### Data ###

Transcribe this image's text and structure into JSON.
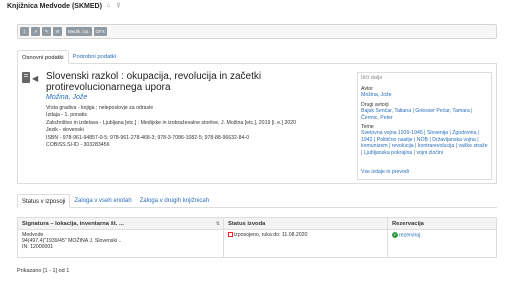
{
  "header": {
    "title": "Knjižnica Medvode (SKMED)",
    "icons": [
      "home-icon",
      "location-icon"
    ]
  },
  "toolbar": {
    "buttons": [
      "",
      "",
      "",
      "",
      "Medik. izp.",
      "GFX"
    ],
    "icons": [
      "download-icon",
      "share-icon",
      "edit-icon",
      "email-icon"
    ]
  },
  "tabs": {
    "basic": "Osnovni podatki",
    "detail": "Podrobni podatki"
  },
  "record": {
    "title": "Slovenski razkol : okupacija, revolucija in začetki protirevolucionarnega upora",
    "author": "Možina, Jože",
    "details": [
      {
        "label": "Vrsta gradiva",
        "value": " - knjiga ; neleposlovje za odrasle"
      },
      {
        "label": "Izdaja",
        "value": " - 1. ponatis"
      },
      {
        "label": "Založništvo in izdelava",
        "value": " - Ljubljana [etc.] : Medijske in izobraževalne storitve, J. Možina [etc.], 2019 [i. e.] 2020"
      },
      {
        "label": "Jezik",
        "value": " - slovenski"
      },
      {
        "label": "ISBN",
        "value": " - 978-961-94857-0-5; 978-961-278-468-3; 978-3-7086-1082-5; 978-88-96632-84-0"
      },
      {
        "label": "COBISS.SI-ID",
        "value": " - 303283456"
      }
    ]
  },
  "side": {
    "header": "Išči dalje",
    "author_label": "Avtor",
    "author": "Možina, Jože",
    "other_authors_label": "Drugi avtorji",
    "other_authors": "Bajuk Senčar, Tatiana | Griesser Pečar, Tamara | Čermic, Peter",
    "topic_label": "Teme",
    "topics": "Svetovna vojna 1939-1945 | Slovenija | Zgodovina | 1942 | Politično nasilje | NOB | Državljanska vojna | komunizem | revolucija | kontrarevolucija | vaške straže | Ljubljanska pokrajina | vojni zločini",
    "more_link": "Vse izdaje in prevodi"
  },
  "availability": {
    "tabs": [
      "Status v izposoji",
      "Zaloga v vseh enotah",
      "Zaloga v drugih knjižnicah"
    ],
    "columns": [
      "Signatura – lokacija, inventarna št. ...",
      "Status izvoda",
      "Rezervacija"
    ],
    "rows": [
      {
        "loc1": "Medvode",
        "loc2": "94(497.4)\"1939/45\" MOŽINA J. Slovenski ..",
        "loc3": "IN: 12000001",
        "status": "izposojeno, ruka do: 11.08.2020",
        "reservation": "rezerviraj"
      }
    ]
  },
  "paging": "Prikazano [1 - 1] od 1"
}
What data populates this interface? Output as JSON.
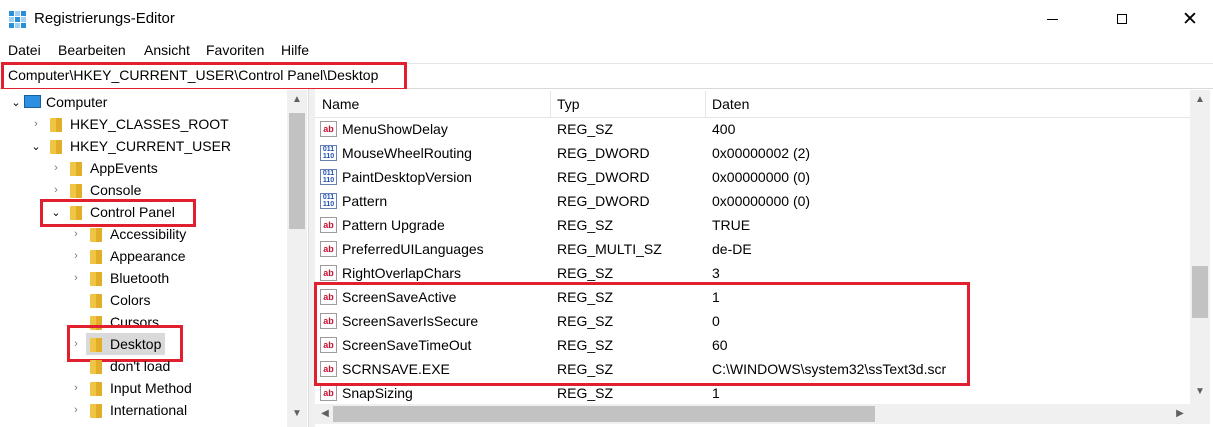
{
  "window": {
    "title": "Registrierungs-Editor",
    "minimize_glyph": "",
    "close_glyph": "✕"
  },
  "menu": [
    "Datei",
    "Bearbeiten",
    "Ansicht",
    "Favoriten",
    "Hilfe"
  ],
  "address": {
    "path": "Computer\\HKEY_CURRENT_USER\\Control Panel\\Desktop"
  },
  "tree": {
    "items": [
      {
        "label": "Computer",
        "expanded": true
      },
      {
        "label": "HKEY_CLASSES_ROOT",
        "expanded": false
      },
      {
        "label": "HKEY_CURRENT_USER",
        "expanded": true
      },
      {
        "label": "AppEvents",
        "expanded": false
      },
      {
        "label": "Console",
        "expanded": false
      },
      {
        "label": "Control Panel",
        "expanded": true
      },
      {
        "label": "Accessibility",
        "expanded": false
      },
      {
        "label": "Appearance",
        "expanded": false
      },
      {
        "label": "Bluetooth",
        "expanded": false
      },
      {
        "label": "Colors",
        "expanded": false
      },
      {
        "label": "Cursors",
        "expanded": false
      },
      {
        "label": "Desktop",
        "expanded": false,
        "selected": true
      },
      {
        "label": "don't load",
        "expanded": false
      },
      {
        "label": "Input Method",
        "expanded": false
      },
      {
        "label": "International",
        "expanded": false
      }
    ]
  },
  "list": {
    "columns": [
      "Name",
      "Typ",
      "Daten"
    ],
    "rows": [
      {
        "name": "MenuShowDelay",
        "type": "REG_SZ",
        "data": "400",
        "icon": "string-value-icon"
      },
      {
        "name": "MouseWheelRouting",
        "type": "REG_DWORD",
        "data": "0x00000002 (2)",
        "icon": "binary-value-icon"
      },
      {
        "name": "PaintDesktopVersion",
        "type": "REG_DWORD",
        "data": "0x00000000 (0)",
        "icon": "binary-value-icon"
      },
      {
        "name": "Pattern",
        "type": "REG_DWORD",
        "data": "0x00000000 (0)",
        "icon": "binary-value-icon"
      },
      {
        "name": "Pattern Upgrade",
        "type": "REG_SZ",
        "data": "TRUE",
        "icon": "string-value-icon"
      },
      {
        "name": "PreferredUILanguages",
        "type": "REG_MULTI_SZ",
        "data": "de-DE",
        "icon": "string-value-icon"
      },
      {
        "name": "RightOverlapChars",
        "type": "REG_SZ",
        "data": "3",
        "icon": "string-value-icon"
      },
      {
        "name": "ScreenSaveActive",
        "type": "REG_SZ",
        "data": "1",
        "icon": "string-value-icon"
      },
      {
        "name": "ScreenSaverIsSecure",
        "type": "REG_SZ",
        "data": "0",
        "icon": "string-value-icon"
      },
      {
        "name": "ScreenSaveTimeOut",
        "type": "REG_SZ",
        "data": "60",
        "icon": "string-value-icon"
      },
      {
        "name": "SCRNSAVE.EXE",
        "type": "REG_SZ",
        "data": "C:\\WINDOWS\\system32\\ssText3d.scr",
        "icon": "string-value-icon"
      },
      {
        "name": "SnapSizing",
        "type": "REG_SZ",
        "data": "1",
        "icon": "string-value-icon"
      }
    ]
  },
  "colors": {
    "highlight": "#e0202e"
  }
}
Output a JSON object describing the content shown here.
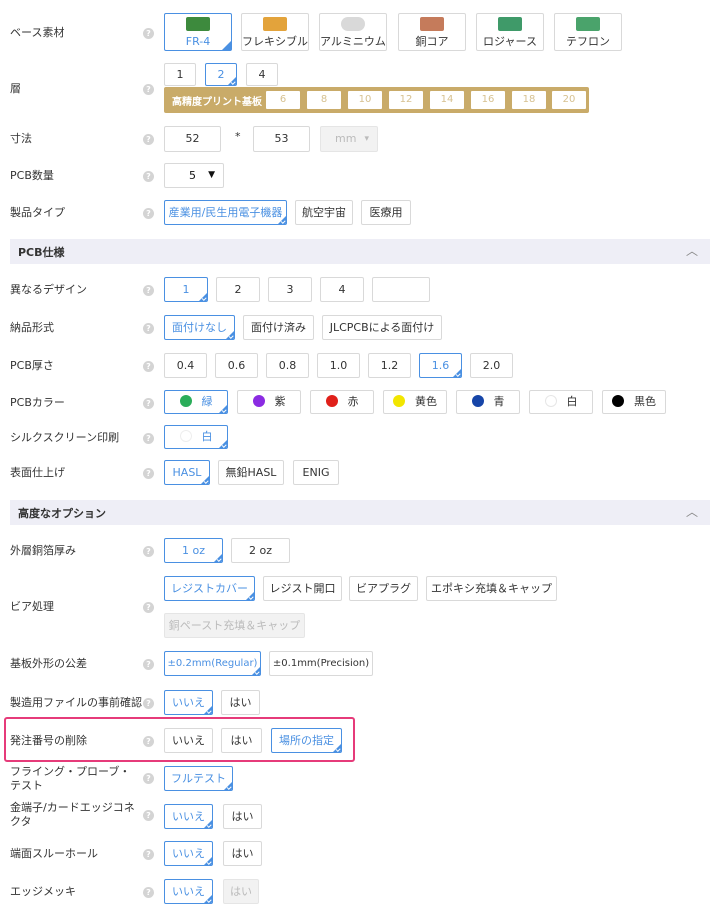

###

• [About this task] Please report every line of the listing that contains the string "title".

• [Solution for this exercise]
    "title": "Knjižnica Medvode (SKMED)",
    "title": "Slovenski razkol : okupacija, revolucija in začetki protirevolucionarnega upora",
    "title": "Registrierungs-Editor",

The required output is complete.